Task objective — What lines of the data hold the string "icon"? Pull each one out.

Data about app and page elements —
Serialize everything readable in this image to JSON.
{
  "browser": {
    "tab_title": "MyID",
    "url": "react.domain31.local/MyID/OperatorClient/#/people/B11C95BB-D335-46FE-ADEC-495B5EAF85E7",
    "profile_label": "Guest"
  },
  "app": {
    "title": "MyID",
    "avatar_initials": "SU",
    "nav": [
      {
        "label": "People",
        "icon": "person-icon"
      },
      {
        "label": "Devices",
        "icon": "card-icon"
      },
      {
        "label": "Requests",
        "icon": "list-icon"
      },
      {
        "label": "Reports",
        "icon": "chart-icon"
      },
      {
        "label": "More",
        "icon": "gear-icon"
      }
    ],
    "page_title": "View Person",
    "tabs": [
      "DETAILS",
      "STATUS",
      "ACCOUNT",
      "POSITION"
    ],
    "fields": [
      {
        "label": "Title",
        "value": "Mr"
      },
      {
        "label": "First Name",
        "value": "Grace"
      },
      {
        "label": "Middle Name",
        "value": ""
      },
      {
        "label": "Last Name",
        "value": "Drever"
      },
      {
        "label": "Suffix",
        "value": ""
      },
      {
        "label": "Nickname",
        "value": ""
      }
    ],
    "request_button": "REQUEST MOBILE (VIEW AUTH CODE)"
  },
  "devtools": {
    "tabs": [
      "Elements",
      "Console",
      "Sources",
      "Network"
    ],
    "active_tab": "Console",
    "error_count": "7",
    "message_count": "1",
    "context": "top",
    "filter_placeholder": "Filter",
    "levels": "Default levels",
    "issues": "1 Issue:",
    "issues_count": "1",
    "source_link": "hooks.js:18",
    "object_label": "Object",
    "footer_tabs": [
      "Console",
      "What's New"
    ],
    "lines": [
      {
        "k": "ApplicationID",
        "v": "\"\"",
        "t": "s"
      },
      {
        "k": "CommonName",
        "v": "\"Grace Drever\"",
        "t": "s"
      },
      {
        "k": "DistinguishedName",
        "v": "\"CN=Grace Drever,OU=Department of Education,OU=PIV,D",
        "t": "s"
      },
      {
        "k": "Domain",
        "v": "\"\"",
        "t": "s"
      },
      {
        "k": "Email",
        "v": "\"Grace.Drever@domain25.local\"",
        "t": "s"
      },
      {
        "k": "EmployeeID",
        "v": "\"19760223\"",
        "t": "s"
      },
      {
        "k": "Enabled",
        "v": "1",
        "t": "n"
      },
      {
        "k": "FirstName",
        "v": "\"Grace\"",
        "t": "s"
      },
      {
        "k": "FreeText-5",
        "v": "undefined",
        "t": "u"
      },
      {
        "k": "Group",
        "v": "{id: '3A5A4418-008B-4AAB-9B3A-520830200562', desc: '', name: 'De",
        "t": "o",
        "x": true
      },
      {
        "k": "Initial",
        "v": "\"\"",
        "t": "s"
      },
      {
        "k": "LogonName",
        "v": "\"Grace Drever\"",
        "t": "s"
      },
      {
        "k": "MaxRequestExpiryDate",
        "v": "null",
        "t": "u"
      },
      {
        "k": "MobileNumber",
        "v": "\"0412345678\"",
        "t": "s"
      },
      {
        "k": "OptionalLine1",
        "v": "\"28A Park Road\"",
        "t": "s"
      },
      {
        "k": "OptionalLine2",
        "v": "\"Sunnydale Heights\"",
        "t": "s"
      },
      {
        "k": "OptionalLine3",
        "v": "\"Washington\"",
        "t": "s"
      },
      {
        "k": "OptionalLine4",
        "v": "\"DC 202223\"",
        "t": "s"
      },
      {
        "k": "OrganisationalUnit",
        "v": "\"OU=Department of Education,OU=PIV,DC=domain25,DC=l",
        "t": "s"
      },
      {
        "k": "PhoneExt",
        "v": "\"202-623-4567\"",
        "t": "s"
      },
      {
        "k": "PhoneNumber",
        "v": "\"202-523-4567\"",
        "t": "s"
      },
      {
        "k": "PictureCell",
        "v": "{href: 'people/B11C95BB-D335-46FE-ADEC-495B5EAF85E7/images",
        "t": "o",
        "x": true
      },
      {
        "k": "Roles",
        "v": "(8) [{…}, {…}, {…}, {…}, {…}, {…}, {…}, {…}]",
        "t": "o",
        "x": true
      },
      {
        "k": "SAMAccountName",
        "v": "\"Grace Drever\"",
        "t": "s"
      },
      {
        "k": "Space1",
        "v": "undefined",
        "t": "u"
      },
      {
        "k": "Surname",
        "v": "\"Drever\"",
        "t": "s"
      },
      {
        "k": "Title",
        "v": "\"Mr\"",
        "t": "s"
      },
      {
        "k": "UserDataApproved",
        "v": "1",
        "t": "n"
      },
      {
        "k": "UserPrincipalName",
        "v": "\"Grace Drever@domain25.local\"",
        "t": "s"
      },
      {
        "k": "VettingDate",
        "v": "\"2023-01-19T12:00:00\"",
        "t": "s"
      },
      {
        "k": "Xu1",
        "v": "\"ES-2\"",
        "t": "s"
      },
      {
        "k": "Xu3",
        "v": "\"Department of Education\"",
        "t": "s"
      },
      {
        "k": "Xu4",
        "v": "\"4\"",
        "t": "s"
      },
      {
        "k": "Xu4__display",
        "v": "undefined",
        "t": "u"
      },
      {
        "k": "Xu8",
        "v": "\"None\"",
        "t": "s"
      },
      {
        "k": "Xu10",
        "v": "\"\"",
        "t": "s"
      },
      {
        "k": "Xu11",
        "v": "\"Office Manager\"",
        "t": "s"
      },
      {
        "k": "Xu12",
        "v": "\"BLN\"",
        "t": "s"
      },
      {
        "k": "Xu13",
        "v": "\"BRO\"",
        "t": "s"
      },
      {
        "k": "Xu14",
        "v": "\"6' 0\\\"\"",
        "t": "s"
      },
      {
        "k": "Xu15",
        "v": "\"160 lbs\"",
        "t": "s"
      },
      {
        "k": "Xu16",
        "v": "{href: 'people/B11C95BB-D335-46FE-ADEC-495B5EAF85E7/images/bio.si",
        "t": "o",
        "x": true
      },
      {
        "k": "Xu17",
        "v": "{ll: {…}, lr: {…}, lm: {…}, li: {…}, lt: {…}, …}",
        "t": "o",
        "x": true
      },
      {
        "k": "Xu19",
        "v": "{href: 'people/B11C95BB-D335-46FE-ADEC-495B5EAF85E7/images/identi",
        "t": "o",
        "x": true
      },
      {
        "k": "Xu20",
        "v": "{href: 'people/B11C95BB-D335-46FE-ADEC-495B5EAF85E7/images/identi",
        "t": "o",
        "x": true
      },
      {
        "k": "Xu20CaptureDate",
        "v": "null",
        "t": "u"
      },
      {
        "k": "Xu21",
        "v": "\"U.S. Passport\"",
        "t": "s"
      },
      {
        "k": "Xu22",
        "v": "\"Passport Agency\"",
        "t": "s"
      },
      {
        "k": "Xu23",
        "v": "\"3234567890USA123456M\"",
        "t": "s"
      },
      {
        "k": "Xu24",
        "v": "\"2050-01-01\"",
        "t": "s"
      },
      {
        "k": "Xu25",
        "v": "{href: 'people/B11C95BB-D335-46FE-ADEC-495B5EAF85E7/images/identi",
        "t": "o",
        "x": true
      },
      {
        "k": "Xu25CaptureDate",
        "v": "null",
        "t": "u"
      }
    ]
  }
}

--

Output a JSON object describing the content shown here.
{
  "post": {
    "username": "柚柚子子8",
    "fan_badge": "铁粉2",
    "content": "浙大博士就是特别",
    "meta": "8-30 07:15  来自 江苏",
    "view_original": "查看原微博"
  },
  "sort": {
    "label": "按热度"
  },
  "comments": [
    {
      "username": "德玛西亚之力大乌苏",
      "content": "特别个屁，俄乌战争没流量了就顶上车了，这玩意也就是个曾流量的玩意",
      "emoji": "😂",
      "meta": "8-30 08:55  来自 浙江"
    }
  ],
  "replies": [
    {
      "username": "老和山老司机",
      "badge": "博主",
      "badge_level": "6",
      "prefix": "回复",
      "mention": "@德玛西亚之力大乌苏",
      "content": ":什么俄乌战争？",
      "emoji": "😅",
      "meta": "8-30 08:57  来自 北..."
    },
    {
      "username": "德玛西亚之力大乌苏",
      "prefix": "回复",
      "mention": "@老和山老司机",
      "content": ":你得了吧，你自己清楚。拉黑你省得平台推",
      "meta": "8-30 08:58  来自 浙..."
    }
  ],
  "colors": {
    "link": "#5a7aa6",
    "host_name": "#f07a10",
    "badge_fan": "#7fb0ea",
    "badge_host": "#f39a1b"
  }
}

Final answer —
        "icon": "person-icon"
        "icon": "card-icon"
        "icon": "list-icon"
        "icon": "chart-icon"
        "icon": "gear-icon"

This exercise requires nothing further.